Virtual prototypes save physical resources. Identifying errors early in the design process avoids unnecessary transportation and material waste (including product recalls and rework). XR modeling can also be used to plan processes and supply chains for greater efficiency, for instance to plan a production line that uses less energy and materials.
Efficiency and sustainability are closely linked. Where there’s less (machine) downtime, there’s increased productivity and fewer errors and thus reduced energy and material usage. Add AI into the mix and you enable predictive maintenance, avoiding the need to build backup machines. “Simply” increasing output with the same input contributes to a reduced carbon footprint.
Like downtime, inventory control is a significant source of waste. Beyond a digital twin of an individual piece of equipment, a comprehensive digital twin of an entire operation, including supplier and partner ecosystems, would prevent things like over-ordering materials and potentially over-production.
Another easy way to reduce waste in the production process is to go paperless, providing AR glasses to employees in lieu of paper work instructions in assembly and even turning user manuals into mobile AR apps.
On the flipside of responsible production is responsible consumption. Through virtual simulations, designers and engineers can evaluate how a product and/or its materials might be reused or retired once no longer in use. Data from these simulations can be used to bake sustainability right into the design of the product.
Brands are also reimagining their product packaging, using AR to cut down on the amount of packaging (reduce waste) and encourage or instruct consumers to recycle or repurpose. It can be as simple as scanning a QR code to activate an immersive experience that educates consumers about the product. Ingredients, directions for use, warnings, etc. that take up room on packaging can be turned into engaging, memorable, even gamified experiences. Moreover, AR labels are easily scalable and can be updated to deliver new experiences without redesigning or wasting existing packaging.

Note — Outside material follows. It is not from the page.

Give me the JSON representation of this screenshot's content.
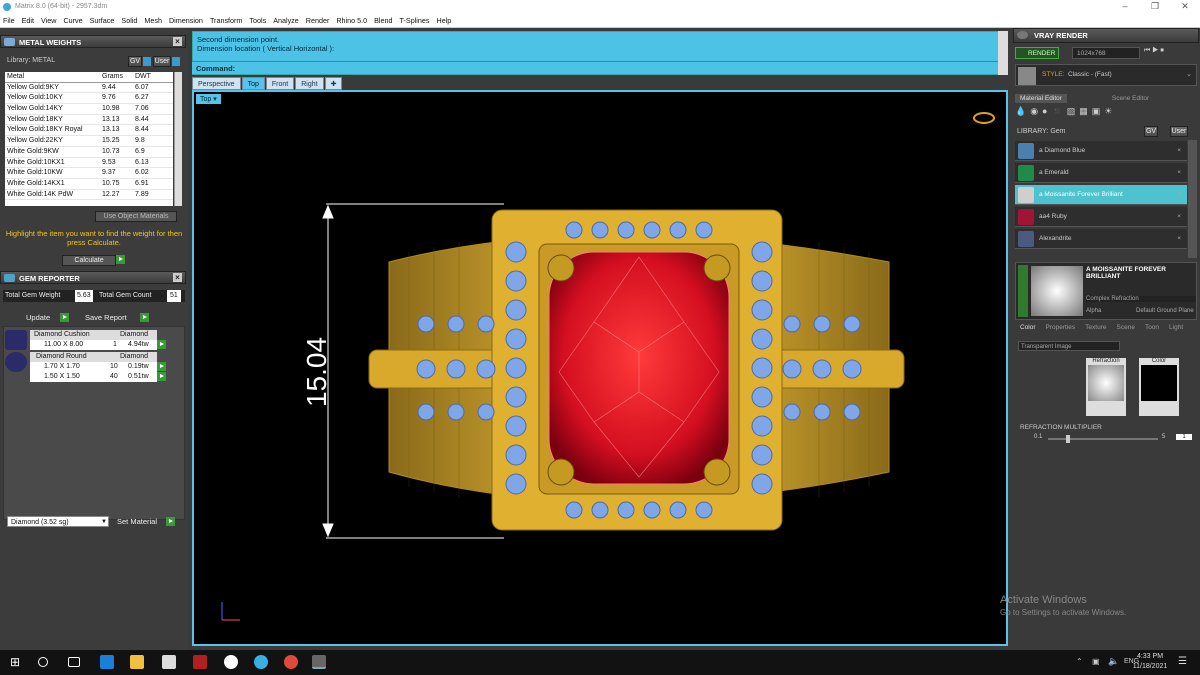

Another aspect of responsible consumption is resiliency–generating scenarios with digital twins in order to make design decisions ensuring a product will hold up against extreme weather brought on by climate change.
Awareness & Marketing
Lastly, XR can be used as a PR tool to inform consumers of an organization’s sustainability efforts. Remember that a majority of people don’t believe companies’ environmental claims, but what if the QR code on the product’s label could demonstrate the brand’s green initiatives?
Brands are using XR to show how they ethically source materials, how they help communities and treat their workers, how a product gets from the factory or farm to our shelves, and even spread awareness about a cause. It’s a powerful publicity tool that creates both transparency and buzz, converting consumers who would switch preferred brands to one that shares their environmental concerns and earning brand loyalty.
Of course, digital technologies are not 100% eco-friendly. Enterprise technologies have their own footprints and are responsible for around 1% of global emissions according to McKinsey. Artificial Intelligence, a key technology of the industrial metaverse, is especially energy-intensive, with one study equating the climate toll of training a single AI model to the lifetime emissions of five American cars. While this takes away from the eco gains of adopting immersive technologies in design, manufacturing, and consumption described above, it by no means cancels out the benefits. It is up to organizations to ensure technology investments lower energy consumption enough to outweigh the cost of computing power.
Image source: Vecteezy